The novelist and short story writer Louis L’Amour had the famous line: “Start writing, no matter what. The water does not flow until the faucet is turned on.” It’s why we spend a lot of time at Writing Routines asking authors about how they get going, how they summon the muse in the morning (or evening), how they get those first words down. Most authors describe that first moment of turning the wheel as excruciating: they come to the page cold, and the warm-up isn’t easy. But once they get going, the faucet starts to flow and the words start coming out of them.
So with that visual in mind, here’s what seven writers do to turn the knob:
1. Songwriter Young and Sick has been called a “dual threat” in music and art, and he gets his work going in one of two ways:
“If I can, I get on my bicycle and ride to the beach and back while listening to a podcast or audiobook. If I can’t do that, then I usually walk to 7-Eleven and buy a Kombucha and a protein bar.”
“After my 500th cup of coffee, I’m usually ready to go. And I like to settle in with my dog either at my side or, as he prefers, around my shoulders like a 35-pound scarf.

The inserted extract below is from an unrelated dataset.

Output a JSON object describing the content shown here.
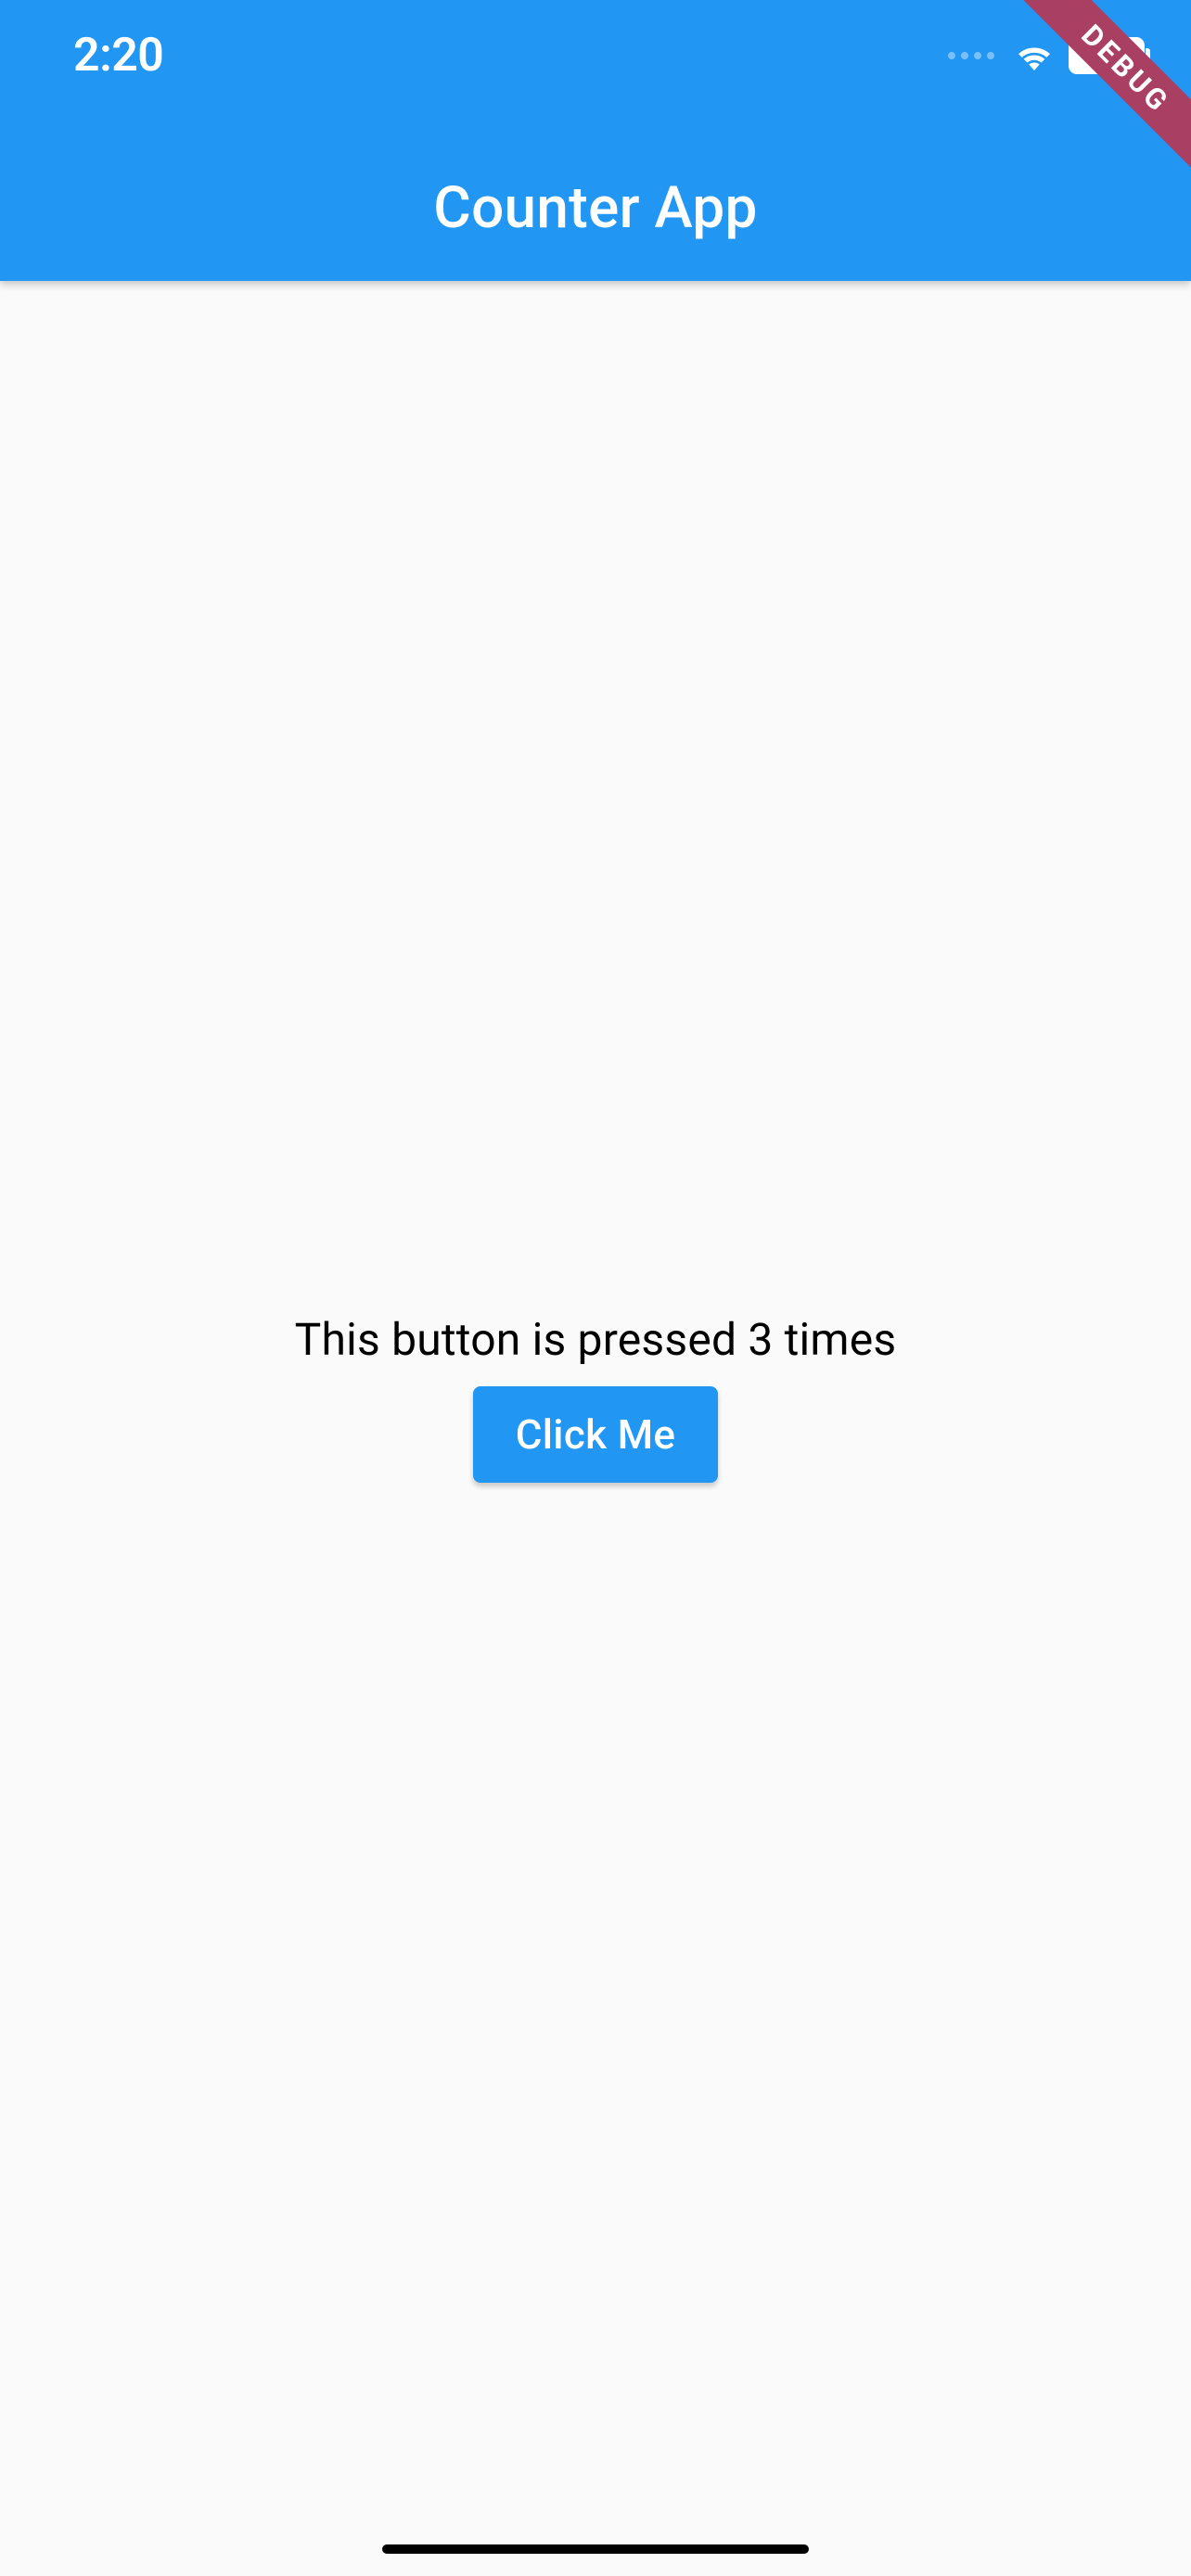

He’s a good boy.”
3. For Pulitzer Prize winner Viet Thanh Nguyen, he took inspiration for his novel The Sympathizer by only starting his writing after reading a few pages of the book he admired,The Land at the End of the World :
“I was reading a novel called The Land at the End of the World by the Portuguese writer António Lobo Antunes and it came to me at a very fortuitous time because it had been reissued in a new translation right when I was starting The Sympathizer and struggling to find a beginning and when I read that book it really blew the doors open for me. I fell in love with the rhythm and the voice and I wanted some of that for my own book. So what I did was I would read two or three pages of that novel every morning until I was so affected, so seized by Lobo Antunes’s prose, that I just had to write myself.”

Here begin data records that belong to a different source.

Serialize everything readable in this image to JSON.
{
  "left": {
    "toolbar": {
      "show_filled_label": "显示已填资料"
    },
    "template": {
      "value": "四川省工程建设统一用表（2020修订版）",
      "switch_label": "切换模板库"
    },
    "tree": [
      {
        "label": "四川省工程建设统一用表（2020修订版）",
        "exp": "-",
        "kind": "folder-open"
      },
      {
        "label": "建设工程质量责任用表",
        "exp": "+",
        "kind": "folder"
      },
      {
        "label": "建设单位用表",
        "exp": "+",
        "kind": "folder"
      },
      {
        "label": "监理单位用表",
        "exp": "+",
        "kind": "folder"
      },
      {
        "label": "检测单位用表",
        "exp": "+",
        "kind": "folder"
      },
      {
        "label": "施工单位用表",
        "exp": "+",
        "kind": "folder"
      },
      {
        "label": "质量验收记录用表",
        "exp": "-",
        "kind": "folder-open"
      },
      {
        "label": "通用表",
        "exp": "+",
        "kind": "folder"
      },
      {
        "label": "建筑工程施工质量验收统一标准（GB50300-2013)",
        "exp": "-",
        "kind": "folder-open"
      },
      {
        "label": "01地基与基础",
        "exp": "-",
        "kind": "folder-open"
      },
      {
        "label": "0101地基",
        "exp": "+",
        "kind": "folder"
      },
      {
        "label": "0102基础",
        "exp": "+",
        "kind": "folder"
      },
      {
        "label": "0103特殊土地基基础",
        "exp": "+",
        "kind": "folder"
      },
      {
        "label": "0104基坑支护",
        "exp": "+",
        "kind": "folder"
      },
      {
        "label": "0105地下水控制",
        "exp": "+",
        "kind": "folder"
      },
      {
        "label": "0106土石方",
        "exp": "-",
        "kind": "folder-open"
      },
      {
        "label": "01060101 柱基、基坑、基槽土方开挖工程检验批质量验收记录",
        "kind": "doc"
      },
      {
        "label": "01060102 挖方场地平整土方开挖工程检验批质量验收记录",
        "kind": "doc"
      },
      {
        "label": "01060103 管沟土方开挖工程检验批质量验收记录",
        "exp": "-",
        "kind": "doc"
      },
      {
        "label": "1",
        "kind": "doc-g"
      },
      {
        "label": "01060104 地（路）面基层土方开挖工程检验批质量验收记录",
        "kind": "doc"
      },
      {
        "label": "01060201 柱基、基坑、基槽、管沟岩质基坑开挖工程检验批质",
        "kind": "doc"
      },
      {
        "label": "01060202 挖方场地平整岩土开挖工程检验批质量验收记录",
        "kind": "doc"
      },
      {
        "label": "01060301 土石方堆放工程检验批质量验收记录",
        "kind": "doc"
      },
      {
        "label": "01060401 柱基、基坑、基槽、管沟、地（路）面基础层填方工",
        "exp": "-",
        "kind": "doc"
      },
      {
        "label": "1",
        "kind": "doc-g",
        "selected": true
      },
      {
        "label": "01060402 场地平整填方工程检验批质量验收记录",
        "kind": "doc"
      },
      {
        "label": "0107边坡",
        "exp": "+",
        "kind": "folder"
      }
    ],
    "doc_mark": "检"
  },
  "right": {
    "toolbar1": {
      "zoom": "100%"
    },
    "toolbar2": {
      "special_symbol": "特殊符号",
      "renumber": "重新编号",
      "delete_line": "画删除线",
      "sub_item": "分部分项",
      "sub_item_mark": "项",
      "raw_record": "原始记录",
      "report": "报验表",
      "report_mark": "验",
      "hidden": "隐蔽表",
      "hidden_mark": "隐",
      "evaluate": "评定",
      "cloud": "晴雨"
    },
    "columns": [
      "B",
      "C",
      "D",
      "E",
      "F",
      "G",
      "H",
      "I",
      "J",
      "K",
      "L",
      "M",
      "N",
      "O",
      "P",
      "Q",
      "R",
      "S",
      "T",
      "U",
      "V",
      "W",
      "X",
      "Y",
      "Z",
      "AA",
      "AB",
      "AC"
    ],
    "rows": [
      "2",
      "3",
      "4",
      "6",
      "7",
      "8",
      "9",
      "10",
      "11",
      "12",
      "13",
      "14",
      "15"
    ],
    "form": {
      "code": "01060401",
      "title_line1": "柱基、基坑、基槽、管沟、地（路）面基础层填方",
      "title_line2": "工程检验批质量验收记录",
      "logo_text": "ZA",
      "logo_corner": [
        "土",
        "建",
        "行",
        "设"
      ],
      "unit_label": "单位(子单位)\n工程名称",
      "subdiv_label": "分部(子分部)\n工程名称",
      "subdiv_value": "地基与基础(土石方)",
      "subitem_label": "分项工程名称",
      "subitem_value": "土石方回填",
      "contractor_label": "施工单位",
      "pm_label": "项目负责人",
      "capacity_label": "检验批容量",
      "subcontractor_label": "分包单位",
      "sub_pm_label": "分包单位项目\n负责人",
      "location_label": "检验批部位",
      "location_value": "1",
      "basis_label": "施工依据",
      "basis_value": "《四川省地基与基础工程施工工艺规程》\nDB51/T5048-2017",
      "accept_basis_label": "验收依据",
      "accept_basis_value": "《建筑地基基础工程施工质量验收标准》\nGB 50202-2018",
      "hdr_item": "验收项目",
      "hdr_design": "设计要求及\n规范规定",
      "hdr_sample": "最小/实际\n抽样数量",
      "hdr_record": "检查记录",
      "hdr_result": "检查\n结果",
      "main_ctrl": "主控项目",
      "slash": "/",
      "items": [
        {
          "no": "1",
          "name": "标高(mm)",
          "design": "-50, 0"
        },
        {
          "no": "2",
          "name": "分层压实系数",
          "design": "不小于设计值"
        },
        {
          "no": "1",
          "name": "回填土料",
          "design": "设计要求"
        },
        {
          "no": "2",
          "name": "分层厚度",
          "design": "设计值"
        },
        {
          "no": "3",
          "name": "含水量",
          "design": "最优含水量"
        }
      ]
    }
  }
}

4. NBA basketball player turned author Paul Shirley cops to the feeling that many of us get before we start: ‘existential dread.’
He says of his writing days:

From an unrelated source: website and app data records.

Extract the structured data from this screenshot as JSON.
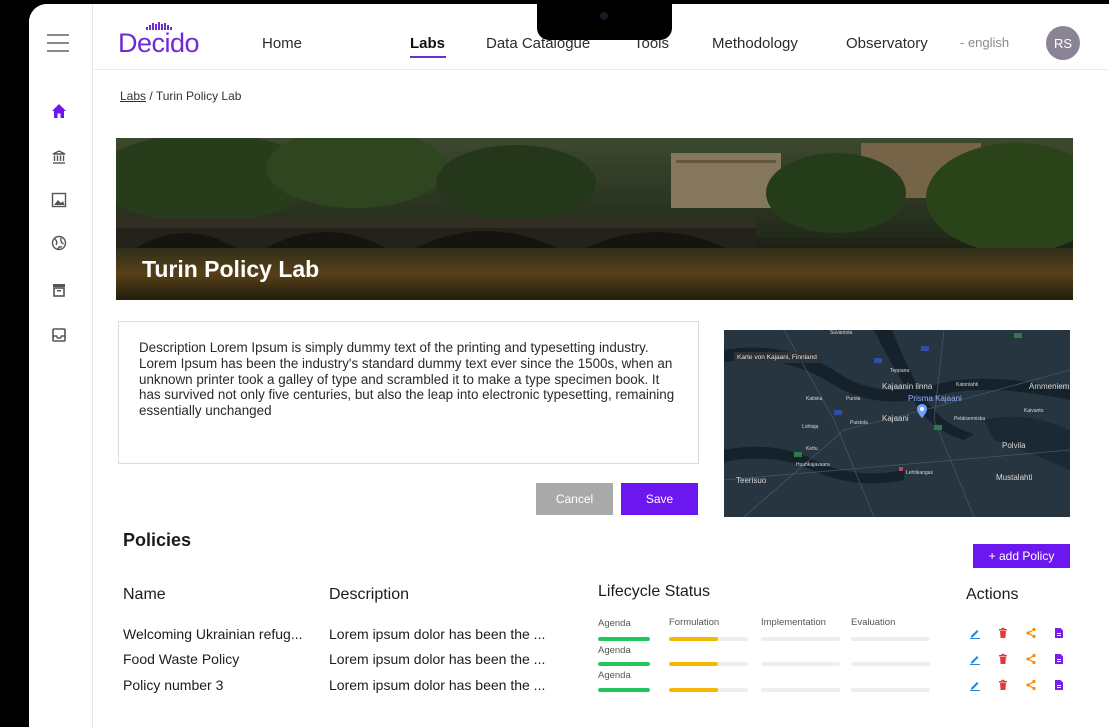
{
  "brand": {
    "logo": "Decido",
    "accent": "#6f2bd6"
  },
  "nav": {
    "items": [
      {
        "label": "Home"
      },
      {
        "label": "Labs"
      },
      {
        "label": "Data Catalogue"
      },
      {
        "label": "Tools"
      },
      {
        "label": "Methodology"
      },
      {
        "label": "Observatory"
      }
    ],
    "active": "Labs",
    "language": "- english",
    "avatar_initials": "RS"
  },
  "sidebar": {
    "icons": [
      "hamburger-icon",
      "home-icon",
      "bank-icon",
      "image-icon",
      "globe-icon",
      "archive-icon",
      "inbox-icon"
    ],
    "active": "home-icon"
  },
  "breadcrumb": {
    "parent": "Labs",
    "separator": " / ",
    "current": "Turin Policy Lab"
  },
  "hero": {
    "title": "Turin Policy Lab"
  },
  "description": {
    "text": "Description Lorem Ipsum is simply dummy text of the printing and typesetting industry. Lorem Ipsum has been the industry's standard dummy text ever since the 1500s, when an unknown printer took a galley of type and scrambled it to make a type specimen book. It has survived not only five centuries, but also the leap into electronic typesetting, remaining essentially unchanged"
  },
  "buttons": {
    "cancel": "Cancel",
    "save": "Save",
    "add_policy": "+ add Policy"
  },
  "map": {
    "title": "Karte von Kajaani, Finnland",
    "labels": [
      "Kajaanin linna",
      "Prisma Kajaani",
      "Kajaani",
      "Polvila",
      "Mustalahti",
      "Teerisuo",
      "Ammeniemi",
      "Purola",
      "Katiska",
      "Lohtaja",
      "Puistola",
      "Kettu",
      "Huuhkajavaara",
      "Teppana",
      "Kaivanto",
      "Lehtikangas",
      "Petäisenniska",
      "Suvantola",
      "Katonlahti"
    ]
  },
  "policies": {
    "title": "Policies",
    "columns": {
      "name": "Name",
      "description": "Description",
      "lifecycle": "Lifecycle Status",
      "actions": "Actions"
    },
    "stages": [
      "Agenda",
      "Formulation",
      "Implementation",
      "Evaluation"
    ],
    "stage_colors": {
      "agenda": "#22c55e",
      "formulation": "#f5b800",
      "empty": "#eeeeee"
    },
    "rows": [
      {
        "name": "Welcoming Ukrainian refug...",
        "description": "Lorem ipsum dolor has been the ...",
        "progress": [
          1.0,
          0.62,
          0,
          0
        ]
      },
      {
        "name": "Food Waste Policy",
        "description": "Lorem ipsum dolor has been the ...",
        "progress": [
          1.0,
          0.62,
          0,
          0
        ]
      },
      {
        "name": "Policy number 3",
        "description": "Lorem ipsum dolor has been the ...",
        "progress": [
          1.0,
          0.62,
          0,
          0
        ]
      }
    ],
    "action_icons": [
      "edit-icon",
      "delete-icon",
      "share-icon",
      "document-icon"
    ],
    "action_colors": {
      "edit": "#1e88e5",
      "delete": "#e53935",
      "share": "#fb8c00",
      "document": "#7b1fe8"
    }
  }
}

“I try to start my days the same way: get up, eat breakfast, stretch/exercise, meditate, get to the place I’m going to write. Once I’m there, I’ll usually put on a “fun” song—something that energizes me, right before digging in. I’ve found that by keeping this routine the same (or nearly so), the “work” of getting into the writing has largely been taken care of. I still feel a small, nagging sense of existential dread (“what if today’s the day I forget how?!”) but I’ve made writing so much a part of my days that it feels like I don’t really have a choice in the matter.”
5. Former US Poet Laureate Ted Kooser uses other poet’s work as his spur to action:
“I very often read the poems of someone whose work I admire. Just now I’m rereading all of the poems of Nancy Willard, who died recently. She has been one of my favorite writers for many years. I find that if I read a poem I am moved by I often feel like I’d like to strike up a kind of conversation with the poet, and my response may be an attempt at a poem of my own.”
“I can’t start without a proper coffee made on my magnificent Italian coffee machine.”
“When I first sit down to write, I often do a bit of intellectual squirming. Writing is usually not easy for me until I get into it.
My ritual is that I get out one of my quadrille ruled engineering pads and a sharpened Palomino Blackwing pencil (I keep a Staedtler manual pencil sharpener beside me), and I set out three short tasks. One of them is doing a Pomodoro (25 minutes) on whatever I’m writing.
The funny thing is, once I get started on the writing, I usually get into the flow and go for at least several hours. Then I do the other two little tasks. Then it’s out for a walk (if it’s not snowing) and back to make a list of three more things to work on. I start early in the day, around 6:00 or 7:00 am, so I try to quit around 4:00 pm and watch a television show with my hubby.”